What is needed — Show every line below where "Unity" can be found.
/---
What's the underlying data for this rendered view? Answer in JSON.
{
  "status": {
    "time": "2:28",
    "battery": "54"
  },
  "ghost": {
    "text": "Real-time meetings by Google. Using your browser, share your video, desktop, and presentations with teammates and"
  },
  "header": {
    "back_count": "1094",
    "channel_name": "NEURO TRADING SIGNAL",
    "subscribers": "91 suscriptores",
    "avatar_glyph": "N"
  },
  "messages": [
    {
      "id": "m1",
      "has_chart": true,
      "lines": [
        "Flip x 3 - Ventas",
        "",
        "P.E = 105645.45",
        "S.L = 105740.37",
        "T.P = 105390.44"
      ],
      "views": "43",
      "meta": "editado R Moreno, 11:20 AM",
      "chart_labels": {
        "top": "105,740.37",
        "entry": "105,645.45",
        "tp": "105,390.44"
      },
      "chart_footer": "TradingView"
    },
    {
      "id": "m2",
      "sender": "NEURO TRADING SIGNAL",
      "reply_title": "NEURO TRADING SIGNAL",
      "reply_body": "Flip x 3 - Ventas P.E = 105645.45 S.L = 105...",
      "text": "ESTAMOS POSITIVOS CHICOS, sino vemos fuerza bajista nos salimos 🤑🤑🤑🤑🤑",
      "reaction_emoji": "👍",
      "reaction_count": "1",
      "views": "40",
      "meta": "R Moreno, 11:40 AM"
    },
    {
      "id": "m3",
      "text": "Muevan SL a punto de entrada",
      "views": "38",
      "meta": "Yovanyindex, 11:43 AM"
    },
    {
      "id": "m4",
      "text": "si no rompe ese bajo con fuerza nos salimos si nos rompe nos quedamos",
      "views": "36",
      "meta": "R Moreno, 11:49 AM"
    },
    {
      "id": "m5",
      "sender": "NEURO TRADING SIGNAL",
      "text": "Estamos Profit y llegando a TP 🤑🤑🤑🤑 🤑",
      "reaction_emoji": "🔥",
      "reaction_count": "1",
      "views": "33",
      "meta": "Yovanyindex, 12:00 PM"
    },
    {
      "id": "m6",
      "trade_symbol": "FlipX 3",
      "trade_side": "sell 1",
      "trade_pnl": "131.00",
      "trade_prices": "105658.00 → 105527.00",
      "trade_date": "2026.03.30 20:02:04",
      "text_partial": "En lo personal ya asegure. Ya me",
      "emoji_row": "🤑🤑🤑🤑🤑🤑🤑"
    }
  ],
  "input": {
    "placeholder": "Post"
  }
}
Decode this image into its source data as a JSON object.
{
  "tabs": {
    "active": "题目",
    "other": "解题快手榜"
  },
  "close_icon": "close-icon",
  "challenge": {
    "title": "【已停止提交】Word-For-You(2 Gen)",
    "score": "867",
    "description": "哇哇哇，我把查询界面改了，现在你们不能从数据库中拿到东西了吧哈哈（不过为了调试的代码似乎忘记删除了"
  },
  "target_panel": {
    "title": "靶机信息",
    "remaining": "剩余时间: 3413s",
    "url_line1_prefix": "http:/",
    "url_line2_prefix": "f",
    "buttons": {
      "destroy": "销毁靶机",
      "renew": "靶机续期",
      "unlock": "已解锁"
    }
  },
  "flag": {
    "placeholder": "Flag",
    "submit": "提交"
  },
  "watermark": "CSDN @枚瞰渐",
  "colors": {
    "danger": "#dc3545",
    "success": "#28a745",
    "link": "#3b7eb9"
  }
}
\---
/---
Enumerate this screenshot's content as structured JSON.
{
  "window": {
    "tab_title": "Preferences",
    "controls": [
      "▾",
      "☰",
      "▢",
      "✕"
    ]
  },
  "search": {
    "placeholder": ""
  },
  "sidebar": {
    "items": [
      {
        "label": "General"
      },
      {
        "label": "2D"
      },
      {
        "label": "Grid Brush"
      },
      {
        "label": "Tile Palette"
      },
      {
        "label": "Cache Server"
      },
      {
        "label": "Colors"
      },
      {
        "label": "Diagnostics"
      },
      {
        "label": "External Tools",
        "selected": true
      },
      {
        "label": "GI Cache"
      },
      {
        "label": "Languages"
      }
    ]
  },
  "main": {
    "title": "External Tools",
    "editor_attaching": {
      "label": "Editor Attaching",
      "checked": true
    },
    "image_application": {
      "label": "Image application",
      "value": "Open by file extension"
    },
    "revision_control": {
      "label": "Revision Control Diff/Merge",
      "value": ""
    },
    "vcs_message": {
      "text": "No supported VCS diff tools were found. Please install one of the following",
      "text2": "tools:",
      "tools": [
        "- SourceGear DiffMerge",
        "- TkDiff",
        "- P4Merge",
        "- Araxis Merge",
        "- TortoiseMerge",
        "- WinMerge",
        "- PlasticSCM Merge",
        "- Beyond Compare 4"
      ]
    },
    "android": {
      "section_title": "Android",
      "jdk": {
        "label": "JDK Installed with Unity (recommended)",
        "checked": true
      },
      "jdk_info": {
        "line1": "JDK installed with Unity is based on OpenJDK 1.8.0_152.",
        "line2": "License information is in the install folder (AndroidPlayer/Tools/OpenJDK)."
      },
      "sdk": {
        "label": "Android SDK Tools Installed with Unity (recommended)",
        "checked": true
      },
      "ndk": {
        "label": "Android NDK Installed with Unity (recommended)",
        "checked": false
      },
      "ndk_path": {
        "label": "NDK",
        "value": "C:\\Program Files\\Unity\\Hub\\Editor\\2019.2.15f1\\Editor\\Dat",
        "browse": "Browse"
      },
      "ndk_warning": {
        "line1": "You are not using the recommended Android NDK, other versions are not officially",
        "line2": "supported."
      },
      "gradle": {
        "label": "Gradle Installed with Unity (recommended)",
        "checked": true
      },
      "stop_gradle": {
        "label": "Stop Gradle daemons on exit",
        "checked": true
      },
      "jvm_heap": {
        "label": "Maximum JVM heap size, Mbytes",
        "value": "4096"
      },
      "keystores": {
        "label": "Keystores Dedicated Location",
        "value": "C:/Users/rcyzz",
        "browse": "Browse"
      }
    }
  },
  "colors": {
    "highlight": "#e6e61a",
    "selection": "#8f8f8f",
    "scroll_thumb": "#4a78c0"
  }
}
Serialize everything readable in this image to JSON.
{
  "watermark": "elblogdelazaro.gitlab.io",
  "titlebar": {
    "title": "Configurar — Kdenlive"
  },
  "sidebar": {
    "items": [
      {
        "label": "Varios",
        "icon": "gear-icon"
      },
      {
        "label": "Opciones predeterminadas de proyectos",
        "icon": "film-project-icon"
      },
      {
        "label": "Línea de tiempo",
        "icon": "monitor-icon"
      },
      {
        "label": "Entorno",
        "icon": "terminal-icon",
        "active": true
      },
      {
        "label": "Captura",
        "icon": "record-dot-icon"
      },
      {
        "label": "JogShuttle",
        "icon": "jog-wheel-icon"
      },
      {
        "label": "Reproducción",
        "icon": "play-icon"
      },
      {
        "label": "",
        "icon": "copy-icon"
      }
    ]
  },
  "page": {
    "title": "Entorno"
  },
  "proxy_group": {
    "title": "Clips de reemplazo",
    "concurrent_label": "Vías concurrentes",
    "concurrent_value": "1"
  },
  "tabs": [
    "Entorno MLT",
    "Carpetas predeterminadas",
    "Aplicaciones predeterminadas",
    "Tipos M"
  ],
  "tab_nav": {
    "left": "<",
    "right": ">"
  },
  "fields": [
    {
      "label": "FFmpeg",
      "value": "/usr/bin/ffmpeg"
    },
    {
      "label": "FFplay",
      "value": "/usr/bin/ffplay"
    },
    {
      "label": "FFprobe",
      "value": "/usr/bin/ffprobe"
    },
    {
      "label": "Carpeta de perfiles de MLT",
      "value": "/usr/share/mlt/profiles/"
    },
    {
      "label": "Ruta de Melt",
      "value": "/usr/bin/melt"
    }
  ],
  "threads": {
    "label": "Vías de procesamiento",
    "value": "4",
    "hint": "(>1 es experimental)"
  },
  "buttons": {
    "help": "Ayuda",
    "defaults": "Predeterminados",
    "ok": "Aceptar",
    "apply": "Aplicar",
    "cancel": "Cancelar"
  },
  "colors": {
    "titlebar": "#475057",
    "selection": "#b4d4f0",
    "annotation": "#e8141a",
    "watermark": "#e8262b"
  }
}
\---
Result for this exercise —
        "label": "JDK Installed with Unity (recommended)",
        "line1": "JDK installed with Unity is based on OpenJDK 1.8.0_152.",
        "label": "Android SDK Tools Installed with Unity (recommended)",
        "label": "Android NDK Installed with Unity (recommended)",
        "value": "C:\\Program Files\\Unity\\Hub\\Editor\\2019.2.15f1\\Editor\\Dat",
        "label": "Gradle Installed with Unity (recommended)",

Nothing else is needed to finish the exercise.